To Januarius, Bishop of Caralis (Cagliari).
Gregory to Januarius, &c.
The Jews who have come hither from your city have complained to us that Peter, who has been brought by the will of God from their superstition to the worship of Christian faith, having taken with him certain disorderly persons, on the day after his baptism, that is on the Lords day of the very Paschal festival, with grave scandal and without your consent, had taken possession of their synagogue in Caralis, and placed there the image of the mother of our God and Lord, the venerable cross, and the white vestment (birrum) with which he had been clothed when he rose from the font. Concerning which thing also the letters of our sons, the glorious Magister militum Eupaterius, and the magnificent governor, pious in the Lord, concur in attesting the same. And they add also that this had been foreseen by you, and that the aforesaid Peter had been prohibited from venturing on it. On learning this we altogether commended you, since, as became a truly good priest, you wished nothing to be done whence just blame might arise. But, since by not having at all mixed yourself up in these wrong doings you shew that what was done displeases you, we, considering the bent of your will in this matter, and still more your judgment, hereby exhort you that, having removed thence with fitting reverence the image and the cross, you should restore what has been violently taken away; seeing that, as legal enactment does not suffer Jews to erect new synagogues, so also it allows them to keep their old ones without disturbance. Lest, then, the above-named Peter, or others who have afforded him assistance or connivance in the wrongfulness of this disorderly proceeding, should reply that they had done it in zeal for the faith, in order that a necessity of being converted might thereby be imposed on the Jews, they should be admonished, and ought to know, that moderation should rather be used towards them; that so the will not to resist may be elicited from them, and not that they should be brought in against their will: for it is written, I will sacrifice to thee willingly (Ps. lviii. 8); and, Of my own will I will confess to him (Ps. xxvii. 7). Let, then, your Holiness, taking with you your sons who with you disapprove of these things, try to induce good feeling among the inhabitants of your city, since at this time especially, when there is alarm from the enemy, you ought not to have a divided people. But, being anxious with regard to ourselves no less than with regard to you, we think it right to give you to understand that when the present truce is over, the king Agilulph will not make peace with us 8 . p. 4 Whence it is necessary for your Fraternity to see to fortifying your city or other places more securely, and to give earnest attention to providing stores of provisions therein, that, when the enemy, with God incensed against him, shall come thither, he may find no harm that he can do, but may retire discomfited. But we also take thought for you as far as we can, and press upon those whose concern it is that they should prepare themselves for resistance, since, as you regard our tribulations as yours, so we in like manner count your afflictions as our own.

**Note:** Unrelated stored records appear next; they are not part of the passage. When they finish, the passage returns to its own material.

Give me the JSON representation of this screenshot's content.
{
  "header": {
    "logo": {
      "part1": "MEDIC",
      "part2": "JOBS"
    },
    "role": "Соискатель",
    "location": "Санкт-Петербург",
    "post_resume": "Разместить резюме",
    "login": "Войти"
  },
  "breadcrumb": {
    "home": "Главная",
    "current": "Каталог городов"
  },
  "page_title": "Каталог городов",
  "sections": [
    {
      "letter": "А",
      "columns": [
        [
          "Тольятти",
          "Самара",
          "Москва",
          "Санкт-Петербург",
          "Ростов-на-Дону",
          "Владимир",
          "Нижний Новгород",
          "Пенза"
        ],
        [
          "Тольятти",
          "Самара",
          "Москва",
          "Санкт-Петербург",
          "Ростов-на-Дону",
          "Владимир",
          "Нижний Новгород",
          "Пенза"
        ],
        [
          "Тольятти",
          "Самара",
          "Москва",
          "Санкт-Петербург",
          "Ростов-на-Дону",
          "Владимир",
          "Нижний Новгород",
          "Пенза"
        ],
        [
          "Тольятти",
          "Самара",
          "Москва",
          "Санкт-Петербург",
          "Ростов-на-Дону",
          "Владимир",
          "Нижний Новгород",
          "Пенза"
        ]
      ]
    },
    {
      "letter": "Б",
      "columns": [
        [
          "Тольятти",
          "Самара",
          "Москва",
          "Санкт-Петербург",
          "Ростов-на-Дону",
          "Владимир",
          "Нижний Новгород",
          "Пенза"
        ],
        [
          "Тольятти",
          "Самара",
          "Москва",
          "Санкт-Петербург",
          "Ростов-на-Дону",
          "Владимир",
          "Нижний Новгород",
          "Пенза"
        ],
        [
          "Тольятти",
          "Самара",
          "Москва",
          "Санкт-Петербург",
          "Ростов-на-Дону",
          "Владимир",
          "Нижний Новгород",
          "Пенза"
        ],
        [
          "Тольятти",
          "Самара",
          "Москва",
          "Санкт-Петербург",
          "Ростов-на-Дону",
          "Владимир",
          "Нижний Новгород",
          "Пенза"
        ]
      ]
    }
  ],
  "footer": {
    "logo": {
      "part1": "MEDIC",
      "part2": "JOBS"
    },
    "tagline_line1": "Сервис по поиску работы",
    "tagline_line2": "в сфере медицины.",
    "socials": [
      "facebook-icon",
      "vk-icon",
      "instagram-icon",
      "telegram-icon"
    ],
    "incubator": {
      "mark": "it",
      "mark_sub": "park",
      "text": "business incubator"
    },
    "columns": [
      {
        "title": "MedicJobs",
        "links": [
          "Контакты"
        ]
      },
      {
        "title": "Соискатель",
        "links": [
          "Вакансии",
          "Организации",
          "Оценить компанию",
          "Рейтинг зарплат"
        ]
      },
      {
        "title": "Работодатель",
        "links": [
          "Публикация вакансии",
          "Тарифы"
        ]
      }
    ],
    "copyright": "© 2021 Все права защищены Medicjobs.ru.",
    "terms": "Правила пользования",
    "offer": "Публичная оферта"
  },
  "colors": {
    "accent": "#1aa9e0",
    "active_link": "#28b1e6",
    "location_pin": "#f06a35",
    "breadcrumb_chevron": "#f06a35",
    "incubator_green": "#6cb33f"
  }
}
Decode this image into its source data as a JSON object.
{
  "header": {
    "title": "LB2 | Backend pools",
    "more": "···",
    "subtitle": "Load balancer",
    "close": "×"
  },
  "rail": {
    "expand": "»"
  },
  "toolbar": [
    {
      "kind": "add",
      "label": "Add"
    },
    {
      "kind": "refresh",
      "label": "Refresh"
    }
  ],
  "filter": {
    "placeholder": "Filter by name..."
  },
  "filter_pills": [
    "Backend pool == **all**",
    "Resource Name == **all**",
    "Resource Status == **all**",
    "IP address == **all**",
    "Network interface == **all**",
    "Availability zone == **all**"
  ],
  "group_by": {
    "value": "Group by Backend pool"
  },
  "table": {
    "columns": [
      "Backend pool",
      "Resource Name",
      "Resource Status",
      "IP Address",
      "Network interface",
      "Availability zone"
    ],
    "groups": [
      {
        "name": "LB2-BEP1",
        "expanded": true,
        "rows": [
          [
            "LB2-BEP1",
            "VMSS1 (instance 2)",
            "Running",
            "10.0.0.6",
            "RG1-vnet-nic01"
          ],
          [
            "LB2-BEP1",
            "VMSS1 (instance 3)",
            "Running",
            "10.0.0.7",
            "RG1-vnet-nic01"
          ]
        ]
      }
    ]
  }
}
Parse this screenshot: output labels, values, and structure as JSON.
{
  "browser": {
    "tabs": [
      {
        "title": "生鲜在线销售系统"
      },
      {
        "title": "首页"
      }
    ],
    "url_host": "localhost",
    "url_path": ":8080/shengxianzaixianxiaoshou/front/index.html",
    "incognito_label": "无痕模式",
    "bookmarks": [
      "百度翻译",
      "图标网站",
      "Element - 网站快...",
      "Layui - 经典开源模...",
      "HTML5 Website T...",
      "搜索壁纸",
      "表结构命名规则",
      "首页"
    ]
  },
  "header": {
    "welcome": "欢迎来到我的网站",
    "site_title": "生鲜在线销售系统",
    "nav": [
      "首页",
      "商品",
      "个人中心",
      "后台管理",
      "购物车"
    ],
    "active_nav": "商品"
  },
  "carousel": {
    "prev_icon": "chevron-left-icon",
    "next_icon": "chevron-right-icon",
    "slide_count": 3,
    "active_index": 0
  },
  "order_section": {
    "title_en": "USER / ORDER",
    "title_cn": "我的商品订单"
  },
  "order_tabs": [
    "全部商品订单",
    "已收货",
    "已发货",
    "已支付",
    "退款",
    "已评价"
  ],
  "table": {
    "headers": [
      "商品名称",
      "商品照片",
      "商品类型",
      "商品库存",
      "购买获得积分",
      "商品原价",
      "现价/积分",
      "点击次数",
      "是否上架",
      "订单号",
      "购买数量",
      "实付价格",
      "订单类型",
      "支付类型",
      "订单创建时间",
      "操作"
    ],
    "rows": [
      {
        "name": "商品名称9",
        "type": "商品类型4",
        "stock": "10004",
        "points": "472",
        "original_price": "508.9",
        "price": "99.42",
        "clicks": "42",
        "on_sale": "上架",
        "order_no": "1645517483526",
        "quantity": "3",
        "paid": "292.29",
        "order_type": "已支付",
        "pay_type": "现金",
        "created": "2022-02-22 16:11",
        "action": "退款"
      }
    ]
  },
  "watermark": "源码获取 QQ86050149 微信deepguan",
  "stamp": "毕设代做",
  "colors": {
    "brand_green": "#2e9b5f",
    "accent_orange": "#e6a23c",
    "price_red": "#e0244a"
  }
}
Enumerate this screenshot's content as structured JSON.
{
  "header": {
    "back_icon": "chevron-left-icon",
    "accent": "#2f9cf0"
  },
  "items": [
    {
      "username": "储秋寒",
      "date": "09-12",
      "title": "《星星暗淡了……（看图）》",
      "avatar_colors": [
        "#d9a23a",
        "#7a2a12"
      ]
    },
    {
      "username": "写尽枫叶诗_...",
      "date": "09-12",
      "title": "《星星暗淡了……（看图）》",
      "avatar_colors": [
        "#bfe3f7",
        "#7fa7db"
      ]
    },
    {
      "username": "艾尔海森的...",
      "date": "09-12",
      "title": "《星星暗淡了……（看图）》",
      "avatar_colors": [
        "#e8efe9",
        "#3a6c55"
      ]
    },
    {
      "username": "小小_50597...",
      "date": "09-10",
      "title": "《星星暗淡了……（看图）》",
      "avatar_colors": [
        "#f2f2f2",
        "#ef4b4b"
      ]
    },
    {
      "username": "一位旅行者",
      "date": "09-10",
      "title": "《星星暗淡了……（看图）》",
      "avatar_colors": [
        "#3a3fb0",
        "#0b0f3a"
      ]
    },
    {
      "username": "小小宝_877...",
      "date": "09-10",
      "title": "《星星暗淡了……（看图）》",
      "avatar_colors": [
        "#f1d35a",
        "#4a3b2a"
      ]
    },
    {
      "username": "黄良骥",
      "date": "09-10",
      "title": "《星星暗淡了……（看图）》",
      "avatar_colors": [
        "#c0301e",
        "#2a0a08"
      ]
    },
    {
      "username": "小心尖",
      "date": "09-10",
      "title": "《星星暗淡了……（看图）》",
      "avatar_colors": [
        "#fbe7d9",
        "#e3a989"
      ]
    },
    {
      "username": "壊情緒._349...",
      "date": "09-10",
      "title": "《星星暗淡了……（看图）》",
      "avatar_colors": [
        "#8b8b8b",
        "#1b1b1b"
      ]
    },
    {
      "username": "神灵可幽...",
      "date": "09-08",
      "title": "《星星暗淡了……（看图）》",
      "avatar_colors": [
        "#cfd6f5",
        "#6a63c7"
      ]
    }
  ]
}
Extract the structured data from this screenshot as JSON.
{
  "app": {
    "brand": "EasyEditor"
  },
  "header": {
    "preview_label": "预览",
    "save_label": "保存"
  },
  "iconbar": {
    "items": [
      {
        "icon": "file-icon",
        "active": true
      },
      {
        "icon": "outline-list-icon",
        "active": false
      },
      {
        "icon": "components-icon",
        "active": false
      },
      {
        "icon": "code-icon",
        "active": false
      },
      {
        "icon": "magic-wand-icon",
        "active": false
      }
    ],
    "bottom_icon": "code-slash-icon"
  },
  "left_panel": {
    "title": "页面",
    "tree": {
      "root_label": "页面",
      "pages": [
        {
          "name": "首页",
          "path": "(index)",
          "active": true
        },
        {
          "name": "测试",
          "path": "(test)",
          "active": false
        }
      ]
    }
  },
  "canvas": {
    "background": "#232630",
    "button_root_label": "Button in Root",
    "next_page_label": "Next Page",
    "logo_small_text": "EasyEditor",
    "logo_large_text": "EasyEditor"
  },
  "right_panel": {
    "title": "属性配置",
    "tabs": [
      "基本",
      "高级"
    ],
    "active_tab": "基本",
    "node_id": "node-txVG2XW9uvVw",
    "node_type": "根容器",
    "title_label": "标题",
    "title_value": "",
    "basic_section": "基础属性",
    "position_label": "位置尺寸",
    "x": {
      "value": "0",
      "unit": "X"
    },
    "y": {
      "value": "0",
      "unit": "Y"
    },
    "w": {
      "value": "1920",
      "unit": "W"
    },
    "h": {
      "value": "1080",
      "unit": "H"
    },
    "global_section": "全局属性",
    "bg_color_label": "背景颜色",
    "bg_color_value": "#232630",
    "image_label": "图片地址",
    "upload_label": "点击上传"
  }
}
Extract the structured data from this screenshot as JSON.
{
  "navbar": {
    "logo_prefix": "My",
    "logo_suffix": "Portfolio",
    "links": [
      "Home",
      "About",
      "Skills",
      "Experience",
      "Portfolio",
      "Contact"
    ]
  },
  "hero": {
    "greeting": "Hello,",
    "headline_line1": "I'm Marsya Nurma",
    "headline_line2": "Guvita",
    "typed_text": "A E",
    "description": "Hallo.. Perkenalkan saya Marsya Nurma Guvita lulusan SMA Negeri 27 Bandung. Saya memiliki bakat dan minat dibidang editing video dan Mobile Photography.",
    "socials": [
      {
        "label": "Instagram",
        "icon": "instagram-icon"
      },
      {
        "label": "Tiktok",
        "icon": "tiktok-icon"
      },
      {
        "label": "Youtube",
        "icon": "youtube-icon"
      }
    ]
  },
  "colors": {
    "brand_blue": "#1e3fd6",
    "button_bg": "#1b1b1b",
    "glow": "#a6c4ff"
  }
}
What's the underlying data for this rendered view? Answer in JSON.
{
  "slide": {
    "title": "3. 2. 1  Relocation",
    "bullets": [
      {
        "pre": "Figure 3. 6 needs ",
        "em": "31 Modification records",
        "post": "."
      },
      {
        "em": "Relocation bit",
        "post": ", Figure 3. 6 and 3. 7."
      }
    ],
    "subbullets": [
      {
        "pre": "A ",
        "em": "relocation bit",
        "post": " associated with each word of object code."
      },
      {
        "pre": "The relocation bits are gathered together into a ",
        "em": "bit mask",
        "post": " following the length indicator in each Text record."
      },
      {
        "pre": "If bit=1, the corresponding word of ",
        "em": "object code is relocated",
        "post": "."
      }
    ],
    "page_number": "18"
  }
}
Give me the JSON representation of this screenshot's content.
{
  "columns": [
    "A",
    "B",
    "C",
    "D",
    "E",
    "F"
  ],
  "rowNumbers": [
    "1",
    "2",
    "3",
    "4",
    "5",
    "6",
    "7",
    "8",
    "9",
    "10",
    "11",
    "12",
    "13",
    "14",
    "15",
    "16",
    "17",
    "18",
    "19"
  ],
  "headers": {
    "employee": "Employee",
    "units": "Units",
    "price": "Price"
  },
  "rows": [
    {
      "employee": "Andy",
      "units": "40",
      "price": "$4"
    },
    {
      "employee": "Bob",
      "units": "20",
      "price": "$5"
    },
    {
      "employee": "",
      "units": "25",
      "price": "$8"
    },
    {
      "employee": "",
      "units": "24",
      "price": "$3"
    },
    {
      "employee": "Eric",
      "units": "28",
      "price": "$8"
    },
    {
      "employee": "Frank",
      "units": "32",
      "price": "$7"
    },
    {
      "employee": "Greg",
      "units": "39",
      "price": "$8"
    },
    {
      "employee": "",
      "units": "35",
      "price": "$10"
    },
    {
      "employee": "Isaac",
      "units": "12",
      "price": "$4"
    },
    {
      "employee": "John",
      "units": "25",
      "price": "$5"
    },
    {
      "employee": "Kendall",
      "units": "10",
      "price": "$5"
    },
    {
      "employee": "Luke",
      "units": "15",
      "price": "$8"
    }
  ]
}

For references to the truce now in course of negotiation (a.d. 598–9), with the Lombard King Agilulph, cf. IX. 4, 42, 43, 98.